Whilst the Bank of England sits on the sidelines, the boss of the European Central Bank (ECB) on Thursday is expected to signal he will raise rates next month to curb inflationary pressures.
At a time when the data are pointing to a slowdown at best, one analyst believes the ECB is about to make a major mistake by raising rates despite the crisis facing the euro zone’s periphery.
"The ECB should, in our view, consider the threats being posed to the region's banking system as being both significant and a source of potentially considerable deflation, irrespective of the perceived cost pressures that bubble to the surface from time to time," Jeremy Batstone-Carr, an analyst at Charles Stanley, said in a research note.
"Despite the fact that two member states are on the brink of collapse, the ultra-inflationists at the Bundesbank continue to struggle to see anything in the region's tea leaves apart from the suggestion that inflation risk is imminent," he said.
With energy prices already elevated—and, in Batstone-Carr's opinion, possibly moving even higher—the far bigger risk is a second credit crisis,in which banks stop issuing loans.
"Just as we witnessed in 2008-09, a banking sector credit crunch destroys demand and jobs instantaneously," Batstone-Carr said. "Price increases there may be, but these will not be passed on to consumers if crisis conditions reassert themselves."
"Persistent demand for short-term cash at the ECB's weekly refinancing window confirms that a large proportion of regional banks are struggling for liquidity, while domestic credit data confirms that the banks are not lending to the private sector," he added.
This suggests to Batstone-Carr that the bigger risk for the ECB is the banking sector, not rising prices. "It seems, in our view, that the more probable crisis facing the ECB is not inflation so much as a failure in the region’s banking system caused by sovereign default," he said.
"The ECB’s inflation mandate is symmetrical: It is required to guard against potential deflation as well as inflation. Were a Lehman Brothers event to hit the euro zone a credit crunch would almost certainly ensue, resulting in a pronounced economic contraction on top of the one the global economy is still attempting to escape from," he said.
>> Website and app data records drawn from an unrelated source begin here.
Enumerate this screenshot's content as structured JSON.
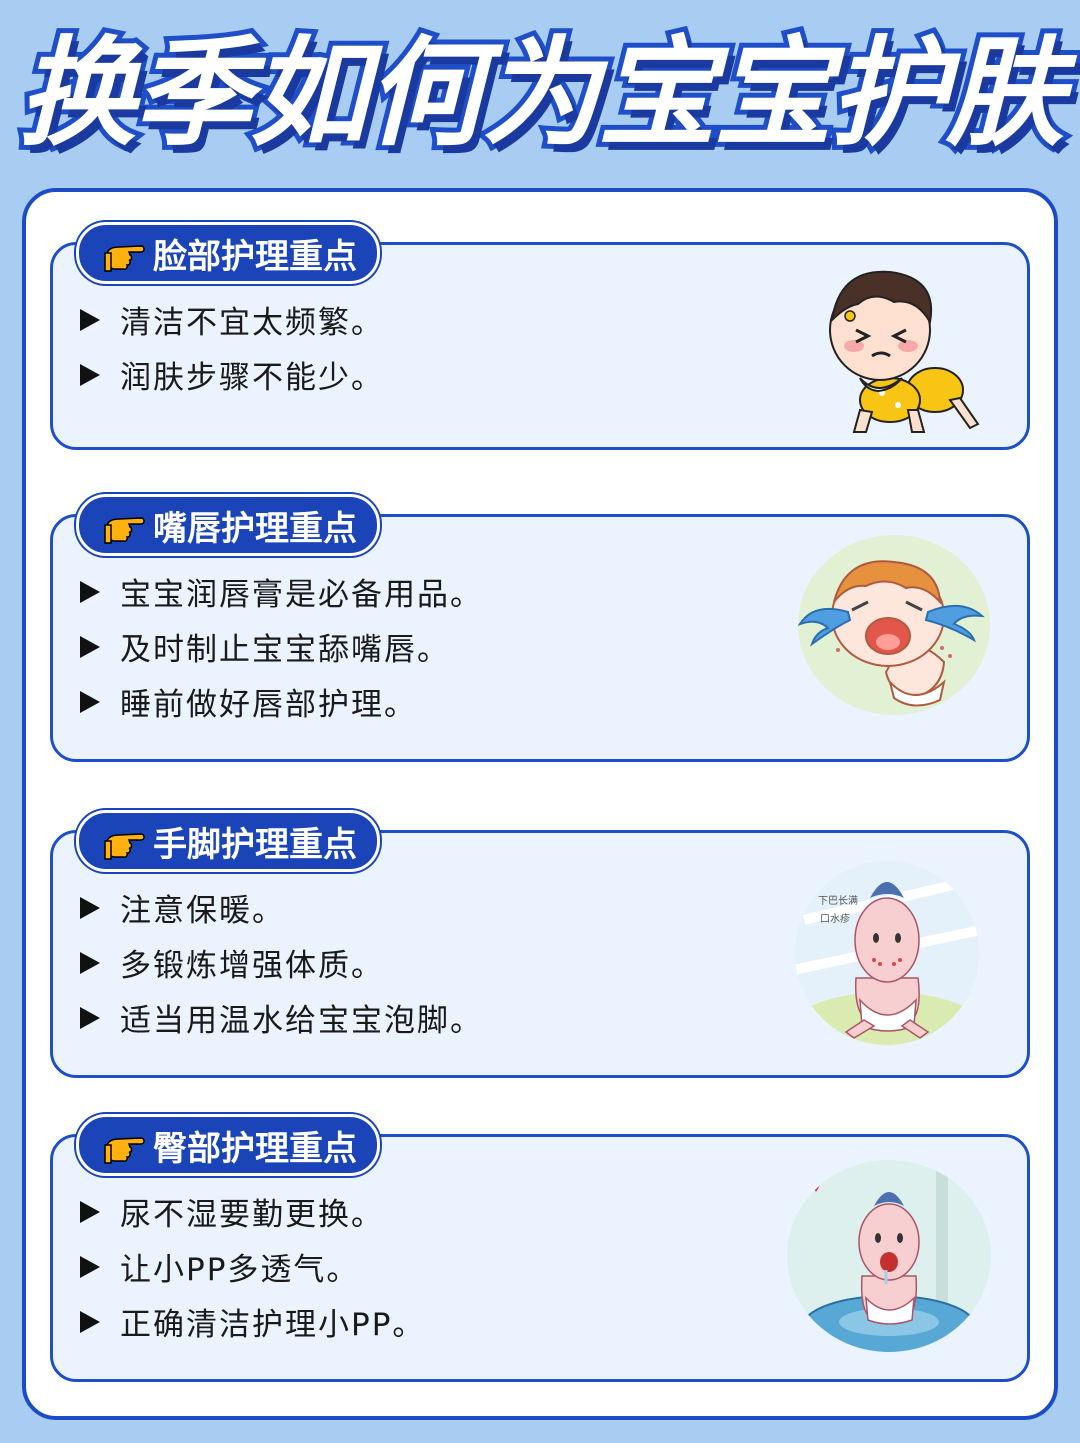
{
  "title": "换季如何为宝宝护肤",
  "sections": [
    {
      "heading": "脸部护理重点",
      "items": [
        "清洁不宜太频繁。",
        "润肤步骤不能少。"
      ],
      "illustration": "crawling-baby-crying"
    },
    {
      "heading": "嘴唇护理重点",
      "items": [
        "宝宝润唇膏是必备用品。",
        "及时制止宝宝舔嘴唇。",
        "睡前做好唇部护理。"
      ],
      "illustration": "crying-baby-circle"
    },
    {
      "heading": "手脚护理重点",
      "items": [
        "注意保暖。",
        "多锻炼增强体质。",
        "适当用温水给宝宝泡脚。"
      ],
      "illustration": "sitting-baby-rash",
      "illustration_text": [
        "下巴长满",
        "口水疹"
      ]
    },
    {
      "heading": "臀部护理重点",
      "items": [
        "尿不湿要勤更换。",
        "让小PP多透气。",
        "正确清洁护理小PP。"
      ],
      "illustration": "baby-on-cushion"
    }
  ],
  "colors": {
    "background": "#a9ccf2",
    "accent": "#1b44b8",
    "card": "#eaf3fe"
  },
  "icons": {
    "tab": "pointing-hand-icon",
    "bullet": "triangle-bullet-icon"
  }
}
"Were the risk of sovereign default small then we might be minded to agree with the ECB as it obsesses regarding the potential threat posed by cost-push inflation," Batstone-Carr said. "However, the situation in Greece has reached criticality. Although some in the markets believe that the Greek fiscal crisis has been resolved the reality is that it absolutely has not."